“Surveying Mass Murder: GIs and the Production of Sociological Knowledge about the Nazi Concentration Camps”
Dr. Andreas Kranebitter holds master’ degrees in political science and sociology and a PhD in sociology from the University of Vienna (Austria). He currently serves as the acting head of the Archive for the History of Sociology in Austria at the University of Graz. Dr. Kranebitter worked at the Mauthausen Memorial from 2005 to 2020, where he conceptualized a long-range overall publication and research strategy and edited the Memorial’s publication series, yearbooks, and journals.
Dr. Kranebitter has authored and edited several academic publications, including “Zahlen als Zeugen. Soziologische Analysen zur Häftlingsgesellschaft des KZ Mauthausen” (2015) and “Die Soziologie und der Nationalsozialismus in Österreich” (2019, with Christoph Reinprecht). He has received several awards throughout his career, including a uni:doc fellowship at the University of Vienna (2014–2017) and the Young Scholar Prize from the Research Committee History of Sociology of the International Sociological Association (2016).

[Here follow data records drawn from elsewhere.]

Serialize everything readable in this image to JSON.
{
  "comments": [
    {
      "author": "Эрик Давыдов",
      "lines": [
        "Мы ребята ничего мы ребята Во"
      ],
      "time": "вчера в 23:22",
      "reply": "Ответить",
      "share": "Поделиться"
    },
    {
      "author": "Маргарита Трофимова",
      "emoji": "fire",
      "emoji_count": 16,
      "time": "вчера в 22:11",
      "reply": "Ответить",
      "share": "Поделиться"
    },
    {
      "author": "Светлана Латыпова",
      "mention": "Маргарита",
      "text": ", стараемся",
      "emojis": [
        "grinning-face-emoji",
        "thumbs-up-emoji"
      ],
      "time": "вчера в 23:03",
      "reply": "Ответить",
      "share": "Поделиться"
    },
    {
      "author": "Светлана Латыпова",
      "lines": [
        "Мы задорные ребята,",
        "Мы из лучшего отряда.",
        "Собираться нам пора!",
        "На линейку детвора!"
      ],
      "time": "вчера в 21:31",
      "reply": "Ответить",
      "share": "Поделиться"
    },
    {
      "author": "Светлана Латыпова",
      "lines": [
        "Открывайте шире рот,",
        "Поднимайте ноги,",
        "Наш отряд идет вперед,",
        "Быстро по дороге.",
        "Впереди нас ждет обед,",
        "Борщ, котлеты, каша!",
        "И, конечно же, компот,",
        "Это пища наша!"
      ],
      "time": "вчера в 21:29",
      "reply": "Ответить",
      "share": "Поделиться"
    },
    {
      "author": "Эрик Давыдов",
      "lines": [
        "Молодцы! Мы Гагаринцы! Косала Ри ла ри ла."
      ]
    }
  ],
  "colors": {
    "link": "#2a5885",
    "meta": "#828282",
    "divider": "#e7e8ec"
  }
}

Dr. Kranebitter was awarded a 2019-2020 William J. Lowenberg Memorial Fellowship on America, the Holocaust, and the Jews to conduct research for his project, “Surveying Mass Murder: GIs and the Production of Sociological Knowledge about the Nazi Concentration Camps.” Dr. Kranebitter focuses on the production of sociological knowledge of Nazi concentration camps immediately upon their liberation. To ensure military victory against Nazi Germany, the U.S. Army relied on social research methods in order to interrogate German prisoners of war, producing knowledge used to inform psychological warfare and propaganda. Different teams analyzed reams of official National Socialist documents and compiled leaflets and radio programs, with interrogation “interviews” being their core task. When these teams eventually arrived at the newly liberated concentration camps in April 1945, they were entrusted with the task of leading the investigations of the camps.
By drawing on the papers of those “sykewarriors” donated to the Museum during the last 20 years, Dr. Kranebitter seeks to explore early research on concentration camps from the points of view of both sociology and the field of “KZ-Forschung.” His research asks the questions: How did GIs, especially intelligence officers, write and talk about concentration camps, both in private and in public? Are there source-related differences to be stated, e.g. between private and “official” reports? To which sociological or everyday theories did they refer with regard to social life in extreme situations, terror, and survival? What methods did they use to gather information, especially when talking with camp survivors but possibly also with perpetrators and bystanders? How did they refer to the published and unpublished accounts of concentration camp survivors?